#### What to produce:
What lines of the data hold the string "heading"? Copy them all.

#### Dataset records:
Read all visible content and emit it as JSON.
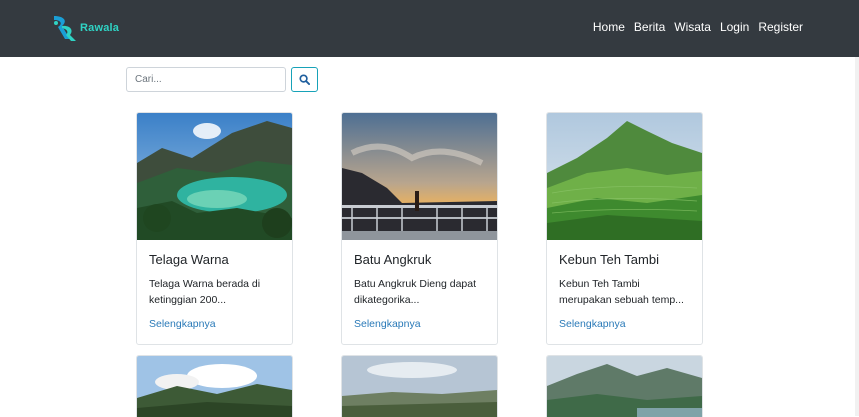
{
  "brand": {
    "name": "Rawala"
  },
  "nav": {
    "items": [
      {
        "label": "Home"
      },
      {
        "label": "Berita"
      },
      {
        "label": "Wisata"
      },
      {
        "label": "Login"
      },
      {
        "label": "Register"
      }
    ]
  },
  "search": {
    "placeholder": "Cari...",
    "button_icon": "search-icon"
  },
  "cards": [
    {
      "title": "Telaga Warna",
      "text": "Telaga Warna berada di ketinggian 200...",
      "link": "Selengkapnya"
    },
    {
      "title": "Batu Angkruk",
      "text": "Batu Angkruk Dieng dapat dikategorika...",
      "link": "Selengkapnya"
    },
    {
      "title": "Kebun Teh Tambi",
      "text": "Kebun Teh Tambi merupakan sebuah temp...",
      "link": "Selengkapnya"
    }
  ],
  "colors": {
    "navbar": "#343a40",
    "brand_accent": "#2fd3c4",
    "link": "#2a7ab8",
    "search_button_border": "#17a2b8"
  }
}
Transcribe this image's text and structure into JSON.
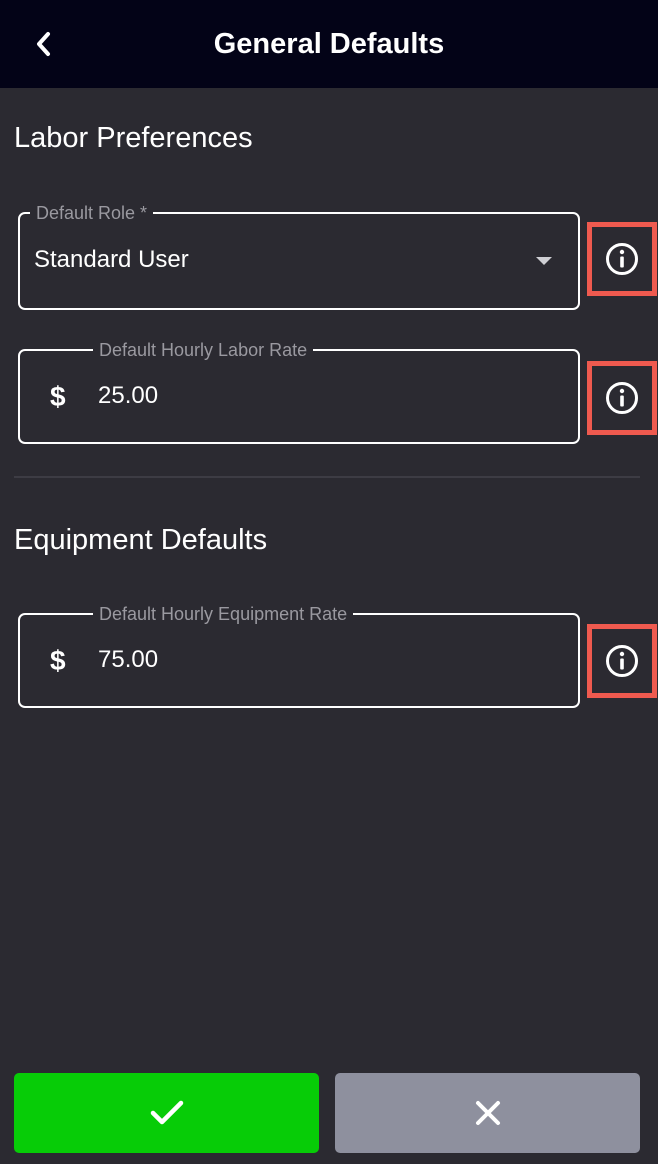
{
  "header": {
    "title": "General Defaults",
    "back_icon": "chevron-left-icon"
  },
  "labor": {
    "section_title": "Labor Preferences",
    "default_role": {
      "label": "Default Role *",
      "value": "Standard User"
    },
    "hourly_rate": {
      "label": "Default Hourly Labor Rate",
      "currency": "$",
      "value": "25.00"
    }
  },
  "equipment": {
    "section_title": "Equipment Defaults",
    "hourly_rate": {
      "label": "Default Hourly Equipment Rate",
      "currency": "$",
      "value": "75.00"
    }
  },
  "actions": {
    "confirm_icon": "checkmark-icon",
    "cancel_icon": "close-icon"
  },
  "colors": {
    "background": "#2b2a31",
    "header": "#030317",
    "confirm": "#07cc07",
    "cancel": "#8e909e",
    "highlight": "#ef5a4f"
  }
}
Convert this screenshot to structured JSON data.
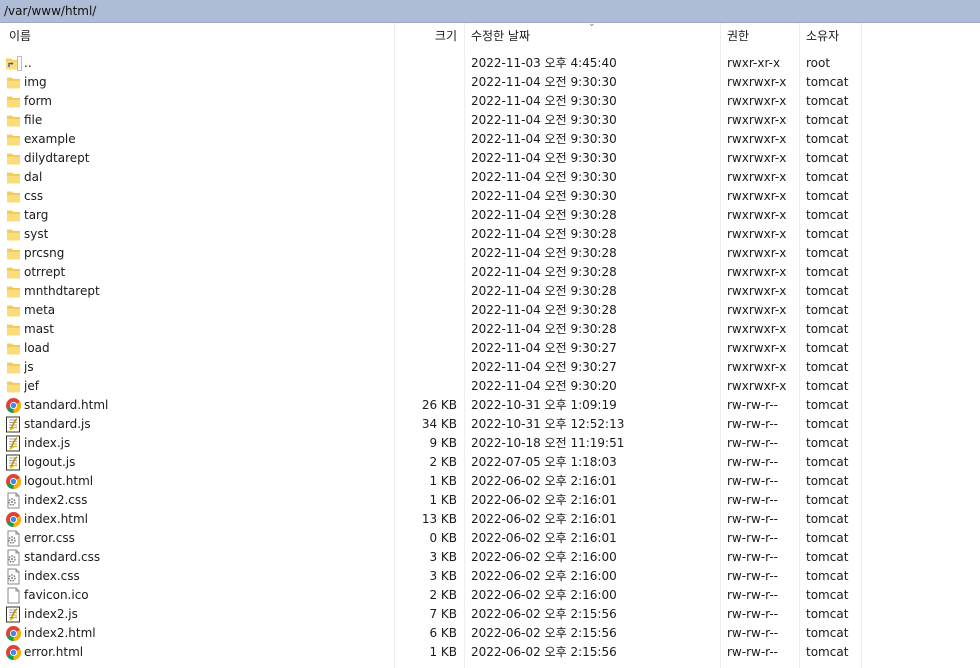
{
  "path": "/var/www/html/",
  "columns": {
    "name": "이름",
    "size": "크기",
    "modified": "수정한 날짜",
    "permissions": "권한",
    "owner": "소유자"
  },
  "files": [
    {
      "icon": "parent-folder-icon",
      "name": "..",
      "size": "",
      "modified": "2022-11-03 오후 4:45:40",
      "permissions": "rwxr-xr-x",
      "owner": "root"
    },
    {
      "icon": "folder-icon",
      "name": "img",
      "size": "",
      "modified": "2022-11-04 오전 9:30:30",
      "permissions": "rwxrwxr-x",
      "owner": "tomcat"
    },
    {
      "icon": "folder-icon",
      "name": "form",
      "size": "",
      "modified": "2022-11-04 오전 9:30:30",
      "permissions": "rwxrwxr-x",
      "owner": "tomcat"
    },
    {
      "icon": "folder-icon",
      "name": "file",
      "size": "",
      "modified": "2022-11-04 오전 9:30:30",
      "permissions": "rwxrwxr-x",
      "owner": "tomcat"
    },
    {
      "icon": "folder-icon",
      "name": "example",
      "size": "",
      "modified": "2022-11-04 오전 9:30:30",
      "permissions": "rwxrwxr-x",
      "owner": "tomcat"
    },
    {
      "icon": "folder-icon",
      "name": "dilydtarept",
      "size": "",
      "modified": "2022-11-04 오전 9:30:30",
      "permissions": "rwxrwxr-x",
      "owner": "tomcat"
    },
    {
      "icon": "folder-icon",
      "name": "dal",
      "size": "",
      "modified": "2022-11-04 오전 9:30:30",
      "permissions": "rwxrwxr-x",
      "owner": "tomcat"
    },
    {
      "icon": "folder-icon",
      "name": "css",
      "size": "",
      "modified": "2022-11-04 오전 9:30:30",
      "permissions": "rwxrwxr-x",
      "owner": "tomcat"
    },
    {
      "icon": "folder-icon",
      "name": "targ",
      "size": "",
      "modified": "2022-11-04 오전 9:30:28",
      "permissions": "rwxrwxr-x",
      "owner": "tomcat"
    },
    {
      "icon": "folder-icon",
      "name": "syst",
      "size": "",
      "modified": "2022-11-04 오전 9:30:28",
      "permissions": "rwxrwxr-x",
      "owner": "tomcat"
    },
    {
      "icon": "folder-icon",
      "name": "prcsng",
      "size": "",
      "modified": "2022-11-04 오전 9:30:28",
      "permissions": "rwxrwxr-x",
      "owner": "tomcat"
    },
    {
      "icon": "folder-icon",
      "name": "otrrept",
      "size": "",
      "modified": "2022-11-04 오전 9:30:28",
      "permissions": "rwxrwxr-x",
      "owner": "tomcat"
    },
    {
      "icon": "folder-icon",
      "name": "mnthdtarept",
      "size": "",
      "modified": "2022-11-04 오전 9:30:28",
      "permissions": "rwxrwxr-x",
      "owner": "tomcat"
    },
    {
      "icon": "folder-icon",
      "name": "meta",
      "size": "",
      "modified": "2022-11-04 오전 9:30:28",
      "permissions": "rwxrwxr-x",
      "owner": "tomcat"
    },
    {
      "icon": "folder-icon",
      "name": "mast",
      "size": "",
      "modified": "2022-11-04 오전 9:30:28",
      "permissions": "rwxrwxr-x",
      "owner": "tomcat"
    },
    {
      "icon": "folder-icon",
      "name": "load",
      "size": "",
      "modified": "2022-11-04 오전 9:30:27",
      "permissions": "rwxrwxr-x",
      "owner": "tomcat"
    },
    {
      "icon": "folder-icon",
      "name": "js",
      "size": "",
      "modified": "2022-11-04 오전 9:30:27",
      "permissions": "rwxrwxr-x",
      "owner": "tomcat"
    },
    {
      "icon": "folder-icon",
      "name": "jef",
      "size": "",
      "modified": "2022-11-04 오전 9:30:20",
      "permissions": "rwxrwxr-x",
      "owner": "tomcat"
    },
    {
      "icon": "chrome-html-icon",
      "name": "standard.html",
      "size": "26 KB",
      "modified": "2022-10-31 오후 1:09:19",
      "permissions": "rw-rw-r--",
      "owner": "tomcat"
    },
    {
      "icon": "script-file-icon",
      "name": "standard.js",
      "size": "34 KB",
      "modified": "2022-10-31 오후 12:52:13",
      "permissions": "rw-rw-r--",
      "owner": "tomcat"
    },
    {
      "icon": "script-file-icon",
      "name": "index.js",
      "size": "9 KB",
      "modified": "2022-10-18 오전 11:19:51",
      "permissions": "rw-rw-r--",
      "owner": "tomcat"
    },
    {
      "icon": "script-file-icon",
      "name": "logout.js",
      "size": "2 KB",
      "modified": "2022-07-05 오후 1:18:03",
      "permissions": "rw-rw-r--",
      "owner": "tomcat"
    },
    {
      "icon": "chrome-html-icon",
      "name": "logout.html",
      "size": "1 KB",
      "modified": "2022-06-02 오후 2:16:01",
      "permissions": "rw-rw-r--",
      "owner": "tomcat"
    },
    {
      "icon": "css-file-icon",
      "name": "index2.css",
      "size": "1 KB",
      "modified": "2022-06-02 오후 2:16:01",
      "permissions": "rw-rw-r--",
      "owner": "tomcat"
    },
    {
      "icon": "chrome-html-icon",
      "name": "index.html",
      "size": "13 KB",
      "modified": "2022-06-02 오후 2:16:01",
      "permissions": "rw-rw-r--",
      "owner": "tomcat"
    },
    {
      "icon": "css-file-icon",
      "name": "error.css",
      "size": "0 KB",
      "modified": "2022-06-02 오후 2:16:01",
      "permissions": "rw-rw-r--",
      "owner": "tomcat"
    },
    {
      "icon": "css-file-icon",
      "name": "standard.css",
      "size": "3 KB",
      "modified": "2022-06-02 오후 2:16:00",
      "permissions": "rw-rw-r--",
      "owner": "tomcat"
    },
    {
      "icon": "css-file-icon",
      "name": "index.css",
      "size": "3 KB",
      "modified": "2022-06-02 오후 2:16:00",
      "permissions": "rw-rw-r--",
      "owner": "tomcat"
    },
    {
      "icon": "blank-file-icon",
      "name": "favicon.ico",
      "size": "2 KB",
      "modified": "2022-06-02 오후 2:16:00",
      "permissions": "rw-rw-r--",
      "owner": "tomcat"
    },
    {
      "icon": "script-file-icon",
      "name": "index2.js",
      "size": "7 KB",
      "modified": "2022-06-02 오후 2:15:56",
      "permissions": "rw-rw-r--",
      "owner": "tomcat"
    },
    {
      "icon": "chrome-html-icon",
      "name": "index2.html",
      "size": "6 KB",
      "modified": "2022-06-02 오후 2:15:56",
      "permissions": "rw-rw-r--",
      "owner": "tomcat"
    },
    {
      "icon": "chrome-html-icon",
      "name": "error.html",
      "size": "1 KB",
      "modified": "2022-06-02 오후 2:15:56",
      "permissions": "rw-rw-r--",
      "owner": "tomcat"
    }
  ]
}
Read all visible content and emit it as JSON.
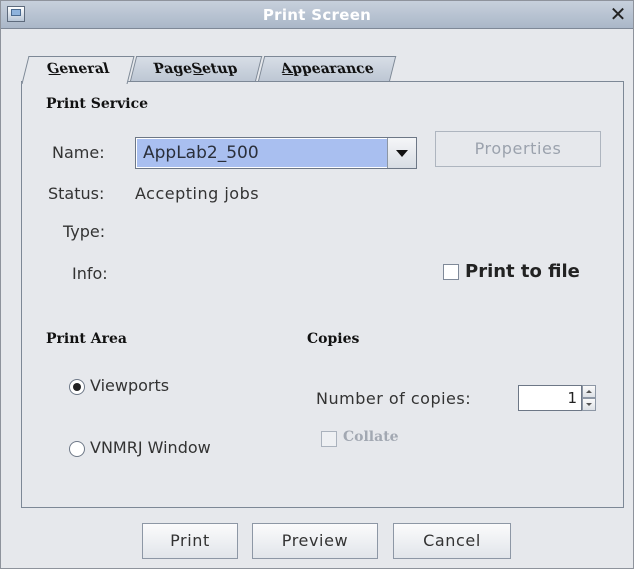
{
  "window": {
    "title": "Print Screen",
    "close_glyph": "✕"
  },
  "tabs": [
    {
      "pre": "",
      "u": "G",
      "post": "eneral"
    },
    {
      "pre": "Page ",
      "u": "S",
      "post": "etup"
    },
    {
      "pre": "",
      "u": "A",
      "post": "ppearance"
    }
  ],
  "print_service": {
    "heading": "Print Service",
    "name_label": "Name:",
    "name_value": "AppLab2_500",
    "properties_label": "Properties",
    "status_label": "Status:",
    "status_value": "Accepting jobs",
    "type_label": "Type:",
    "info_label": "Info:",
    "print_to_file_label": "Print to file"
  },
  "print_area": {
    "heading": "Print Area",
    "options": [
      "Viewports",
      "VNMRJ Window"
    ],
    "selected": "Viewports"
  },
  "copies": {
    "heading": "Copies",
    "number_label": "Number of copies:",
    "number_value": "1",
    "collate_label": "Collate"
  },
  "buttons": {
    "print": "Print",
    "preview": "Preview",
    "cancel": "Cancel"
  },
  "icons": {
    "window": "window-icon",
    "close": "close-icon",
    "dropdown": "chevron-down-icon"
  }
}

#### Exercise response:
    "heading": "Print Service",
    "heading": "Print Area",
    "heading": "Copies",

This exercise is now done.